I was moved and encouraged – apparently I inspired both fear and hope in my time with these leaders.  More importantly I was learning to hold apparently opposite or mutually exclusive views of reality in a dynamic tension.

Conclusion

Parables or stories connect with the experience of those who sit every Sunday in church chairs.  Parables and stories offer a lens for dynamic reflection.  Stories and reflection are a launching point for many more insights.

  1. Highly effective leaders exercise awareness of how their denomination, agency or congregation assign and use power.  Leaders who lack this awareness end up trampled to death. The leader who is unaware of their power will trample to death those he/she leads.  All good leaders have a tool kit of influence, authority and power.  Power is the last of the tools a leader should use.  Those leaders who abuse the use of power are like a rogue elephant. The destruction caused by rogue elephants and toxic leaders motivates people to end the threat of damage by changing churches or eliminating the threat by getting rid of the pastor.
  2. Highly effective leaders exercise self-awareness and situational awareness.  There are times all leaders must act like eels.  Recognize however that change management requires an awareness of the fear change engenders. Inexperienced leaders scare the congregation to death resulting in disengagement and turn over. Neither alternative generates long-term fruitfulness in ministry.
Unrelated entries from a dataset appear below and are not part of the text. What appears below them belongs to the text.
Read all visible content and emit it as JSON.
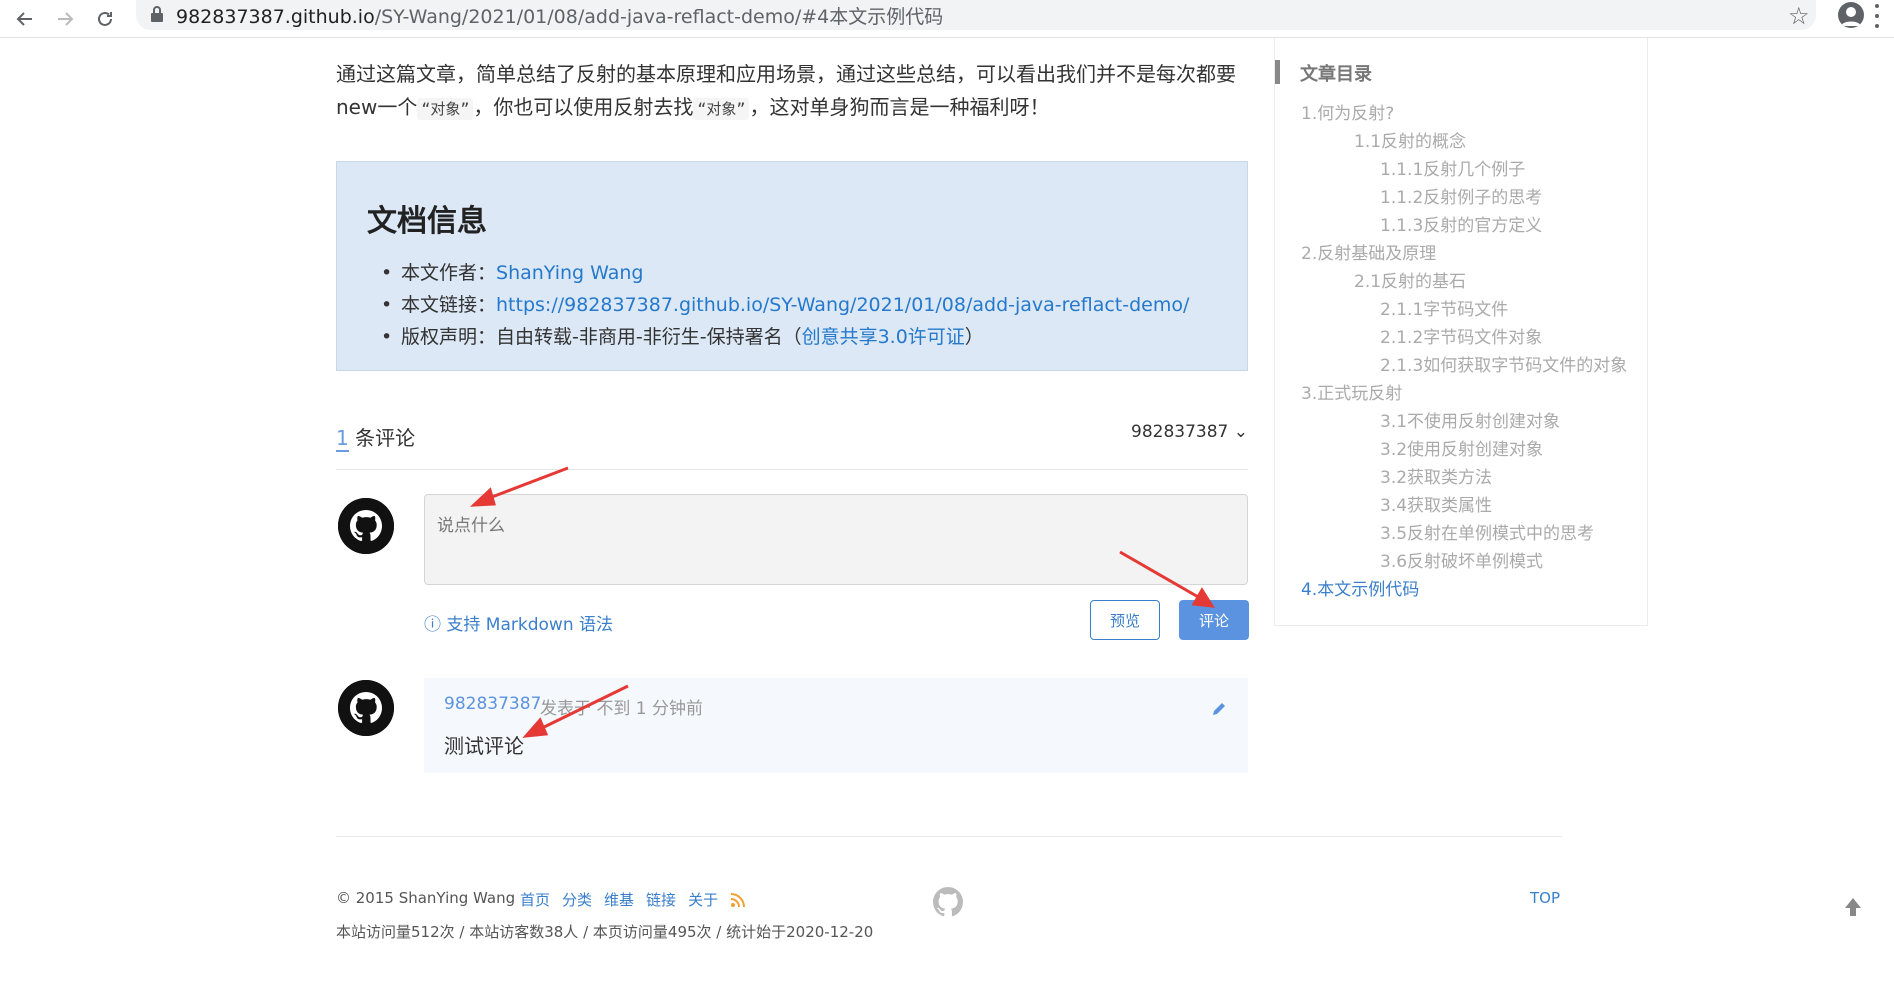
{
  "browser": {
    "url_host": "982837387.github.io",
    "url_path": "/SY-Wang/2021/01/08/add-java-reflact-demo/#4本文示例代码"
  },
  "article": {
    "line1": "通过这篇文章，简单总结了反射的基本原理和应用场景，通过这些总结，可以看出我们并不是每次都要",
    "line2_a": "new一个",
    "code1": "“对象”",
    "line2_b": "，你也可以使用反射去找",
    "code2": "“对象”",
    "line2_c": "，这对单身狗而言是一种福利呀！"
  },
  "doc_info": {
    "title": "文档信息",
    "author_label": "本文作者：",
    "author": "ShanYing Wang",
    "link_label": "本文链接：",
    "link": "https://982837387.github.io/SY-Wang/2021/01/08/add-java-reflact-demo/",
    "license_label": "版权声明：自由转载-非商用-非衍生-保持署名（",
    "license_link": "创意共享3.0许可证",
    "license_tail": "）"
  },
  "comments": {
    "count": "1",
    "count_label": "条评论",
    "user": "982837387 ⌄",
    "placeholder": "说点什么",
    "markdown_hint": "ⓘ 支持 Markdown 语法",
    "preview_btn": "预览",
    "submit_btn": "评论",
    "items": [
      {
        "author": "982837387",
        "meta": "发表于 不到 1 分钟前",
        "body": "测试评论"
      }
    ]
  },
  "toc": {
    "title": "文章目录",
    "items": [
      {
        "label": "1.何为反射?",
        "level": 1
      },
      {
        "label": "1.1反射的概念",
        "level": 2
      },
      {
        "label": "1.1.1反射几个例子",
        "level": 3
      },
      {
        "label": "1.1.2反射例子的思考",
        "level": 3
      },
      {
        "label": "1.1.3反射的官方定义",
        "level": 3
      },
      {
        "label": "2.反射基础及原理",
        "level": 1
      },
      {
        "label": "2.1反射的基石",
        "level": 2
      },
      {
        "label": "2.1.1字节码文件",
        "level": 3
      },
      {
        "label": "2.1.2字节码文件对象",
        "level": 3
      },
      {
        "label": "2.1.3如何获取字节码文件的对象",
        "level": 3
      },
      {
        "label": "3.正式玩反射",
        "level": 1
      },
      {
        "label": "3.1不使用反射创建对象",
        "level": 3
      },
      {
        "label": "3.2使用反射创建对象",
        "level": 3
      },
      {
        "label": "3.2获取类方法",
        "level": 3
      },
      {
        "label": "3.4获取类属性",
        "level": 3
      },
      {
        "label": "3.5反射在单例模式中的思考",
        "level": 3
      },
      {
        "label": "3.6反射破坏单例模式",
        "level": 3
      },
      {
        "label": "4.本文示例代码",
        "level": 1,
        "active": true
      }
    ]
  },
  "footer": {
    "copyright": "© 2015 ShanYing Wang",
    "links": [
      "首页",
      "分类",
      "维基",
      "链接",
      "关于"
    ],
    "stats": "本站访问量512次 / 本站访客数38人 / 本页访问量495次 / 统计始于2020-12-20",
    "top": "TOP"
  },
  "colors": {
    "link": "#2479cc",
    "accent": "#5b93e0",
    "info_bg": "#dce8f5",
    "arrow": "#e53935"
  }
}
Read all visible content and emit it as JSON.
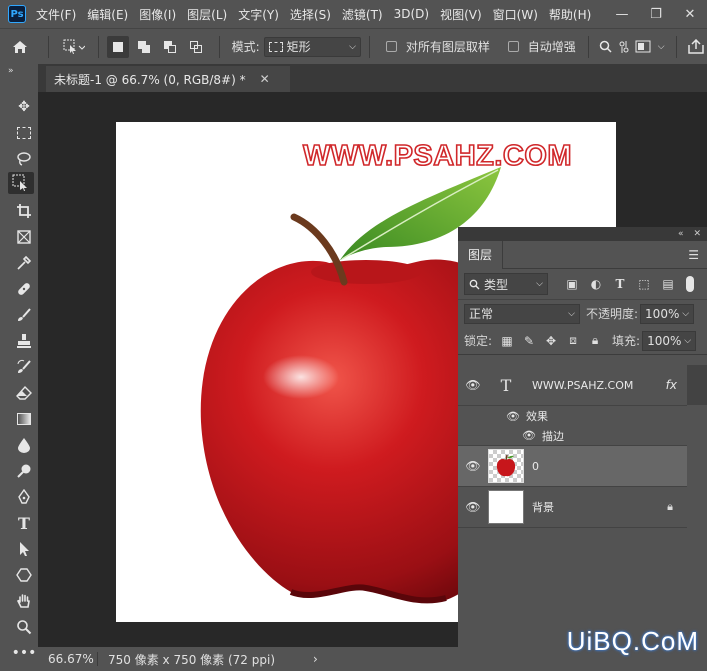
{
  "app": {
    "logo": "Ps",
    "menus": [
      "文件(F)",
      "编辑(E)",
      "图像(I)",
      "图层(L)",
      "文字(Y)",
      "选择(S)",
      "滤镜(T)",
      "3D(D)",
      "视图(V)",
      "窗口(W)",
      "帮助(H)"
    ]
  },
  "options": {
    "mode_label": "模式:",
    "mode_value": "矩形",
    "sample_all_label": "对所有图层取样",
    "auto_enhance_label": "自动增强"
  },
  "document": {
    "tab_title": "未标题-1 @ 66.7% (0, RGB/8#) *",
    "watermark_text": "WWW.PSAHZ.COM"
  },
  "status": {
    "zoom": "66.67%",
    "info": "750 像素 x 750 像素 (72 ppi)"
  },
  "corner_watermark": "UiBQ.CoM",
  "layers_panel": {
    "tab": "图层",
    "filter_kind": "类型",
    "blend_mode": "正常",
    "opacity_label": "不透明度:",
    "opacity_value": "100%",
    "lock_label": "锁定:",
    "fill_label": "填充:",
    "fill_value": "100%",
    "layers": [
      {
        "name": "WWW.PSAHZ.COM",
        "kind": "text",
        "fx": "fx",
        "effects_label": "效果",
        "effect": "描边"
      },
      {
        "name": "0",
        "kind": "image",
        "selected": true
      },
      {
        "name": "背景",
        "kind": "background",
        "locked": true
      }
    ]
  },
  "colors": {
    "watermark_stroke": "#d0282b",
    "apple_red": "#c7161b",
    "leaf_green": "#4a9a2a"
  }
}
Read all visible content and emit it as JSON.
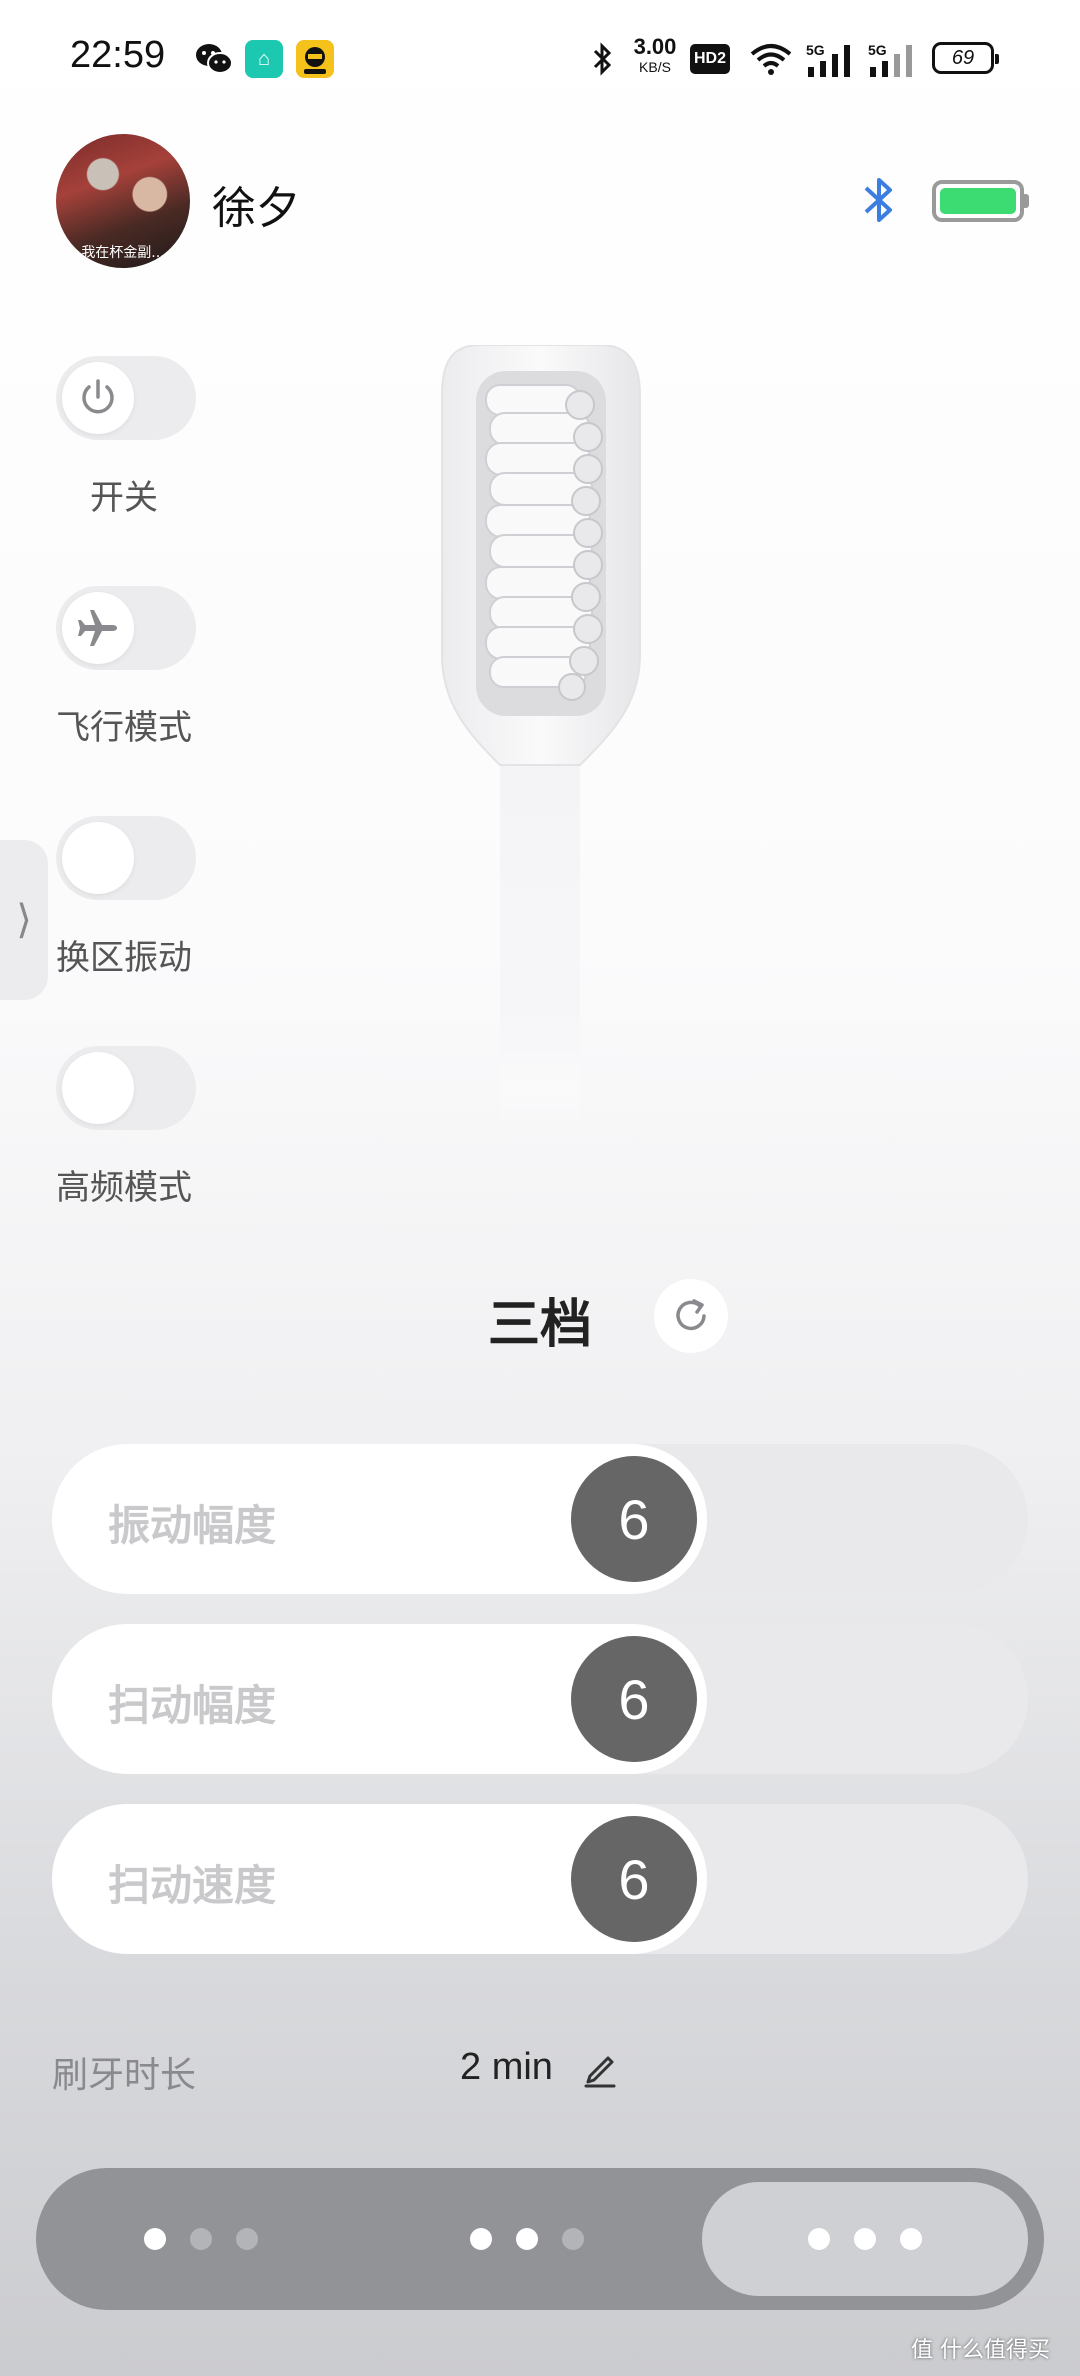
{
  "status_bar": {
    "time": "22:59",
    "net_speed_value": "3.00",
    "net_speed_unit": "KB/S",
    "hd_label": "HD2",
    "signal1_label": "5G",
    "signal2_label": "5G",
    "battery": "69"
  },
  "header": {
    "avatar_caption": "我在杯金副...",
    "user_name": "徐夕",
    "device_battery_level": 1.0,
    "device_battery_color": "#3ddc72"
  },
  "toggles": [
    {
      "label": "开关",
      "icon": "power-icon",
      "on": false
    },
    {
      "label": "飞行模式",
      "icon": "airplane-icon",
      "on": false
    },
    {
      "label": "换区振动",
      "icon": "",
      "on": false
    },
    {
      "label": "高频模式",
      "icon": "",
      "on": false
    }
  ],
  "side_handle": {
    "glyph": "⟩"
  },
  "mode": {
    "title": "三档"
  },
  "sliders": [
    {
      "label": "振动幅度",
      "value": "6",
      "level": 0.6
    },
    {
      "label": "扫动幅度",
      "value": "6",
      "level": 0.6
    },
    {
      "label": "扫动速度",
      "value": "6",
      "level": 0.6
    }
  ],
  "duration": {
    "label": "刷牙时长",
    "value": "2 min"
  },
  "bottom_nav": {
    "segments": [
      {
        "dots": [
          true,
          false,
          false
        ],
        "active": false
      },
      {
        "dots": [
          true,
          true,
          false
        ],
        "active": false
      },
      {
        "dots": [
          true,
          true,
          true
        ],
        "active": true
      }
    ]
  },
  "watermark": "值 什么值得买",
  "colors": {
    "accent_blue": "#3b7de0",
    "knob_gray": "#666666"
  }
}
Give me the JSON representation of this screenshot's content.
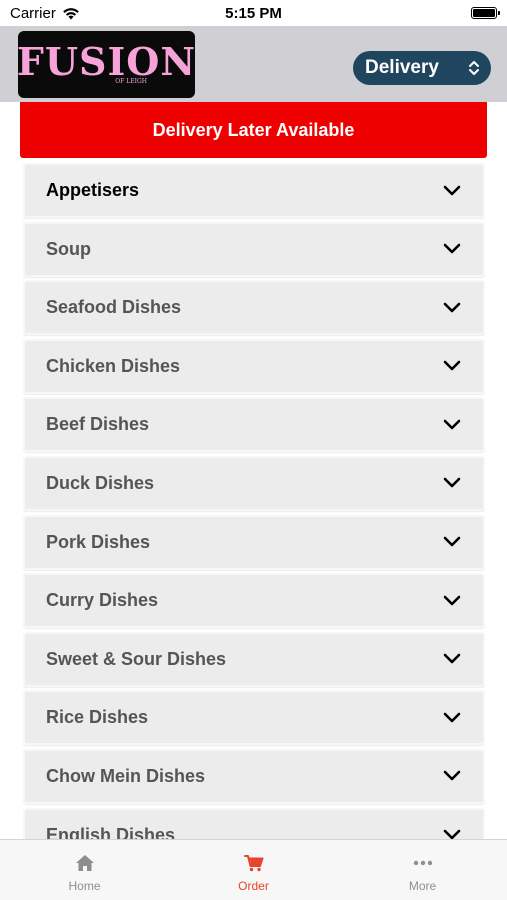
{
  "status_bar": {
    "carrier": "Carrier",
    "time": "5:15 PM"
  },
  "header": {
    "logo_text": "FUSION",
    "logo_subtext": "OF LEIGH",
    "mode_select_value": "Delivery"
  },
  "banner": {
    "text": "Delivery Later Available"
  },
  "menu": {
    "categories": [
      {
        "label": "Appetisers"
      },
      {
        "label": "Soup"
      },
      {
        "label": "Seafood Dishes"
      },
      {
        "label": "Chicken Dishes"
      },
      {
        "label": "Beef Dishes"
      },
      {
        "label": "Duck Dishes"
      },
      {
        "label": "Pork Dishes"
      },
      {
        "label": "Curry Dishes"
      },
      {
        "label": "Sweet & Sour Dishes"
      },
      {
        "label": "Rice Dishes"
      },
      {
        "label": "Chow Mein Dishes"
      },
      {
        "label": "English Dishes"
      }
    ]
  },
  "tab_bar": {
    "tabs": [
      {
        "label": "Home",
        "icon": "home-icon"
      },
      {
        "label": "Order",
        "icon": "cart-icon",
        "active": true
      },
      {
        "label": "More",
        "icon": "more-icon"
      }
    ]
  },
  "colors": {
    "banner": "#ee0000",
    "select_bg": "#20455e",
    "active_tab": "#e8432e",
    "logo_pink": "#f5a3d8"
  }
}
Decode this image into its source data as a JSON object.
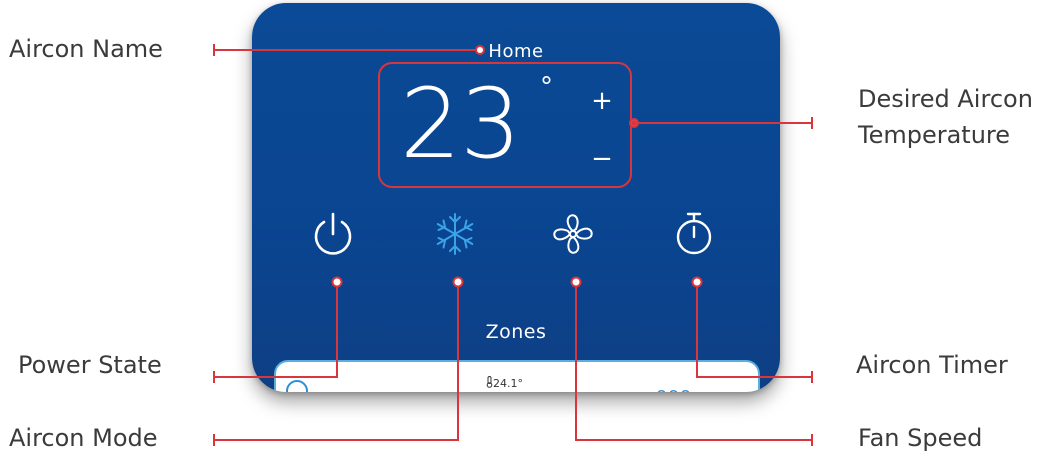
{
  "labels": {
    "aircon_name": "Aircon Name",
    "desired_temp_line1": "Desired Aircon",
    "desired_temp_line2": "Temperature",
    "power_state": "Power State",
    "aircon_mode": "Aircon Mode",
    "aircon_timer": "Aircon Timer",
    "fan_speed": "Fan Speed"
  },
  "panel": {
    "name": "Home",
    "temperature": "23",
    "degree": "°",
    "plus": "+",
    "minus": "−",
    "zones_title": "Zones",
    "zone_temp": "24.1°",
    "zone_more": "ooo"
  },
  "icons": [
    "power-icon",
    "snowflake-icon",
    "fan-icon",
    "stopwatch-icon",
    "thermometer-icon"
  ],
  "colors": {
    "panel_blue": "#0b4a96",
    "callout_red": "#d8353d",
    "mode_active": "#3aa3e8",
    "label_text": "#3b3b3b"
  }
}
Great leaders understand that change is only as effective as a shift in how people see their situation.  If the perspective in the church chair does not shift then the change has not taken place.
  3. Highly effective leaders work to redefine reality.  They work with an “opposable mind” that lives between eternity and the present and discovers new alternatives and inspire the congregation with the possibilities inherent in seeing a problem or challenge from a biblical perspective.

Pastors and congregations I work with often become my mentors and teachers. Part of the delight I have in leading rests in the influence I exert but the greater joy rests in the exposure I have to new insights and learning from the lives of those I have the privilege to serve.  What are you learning from the people sitting in your church chairs?

Dr. Ray Wheeler is the Director of Global sales for Bertolini Inc and an adjunct instructor in cross-cultural leadership, church growth and ethics at Bethesda University California in Anaheim, California and Azusa Pacific University in Azusa, California.


[1] Roger Martin, “How Successful Leaders Think,” Harvard Business Review, June 2007, 60-67.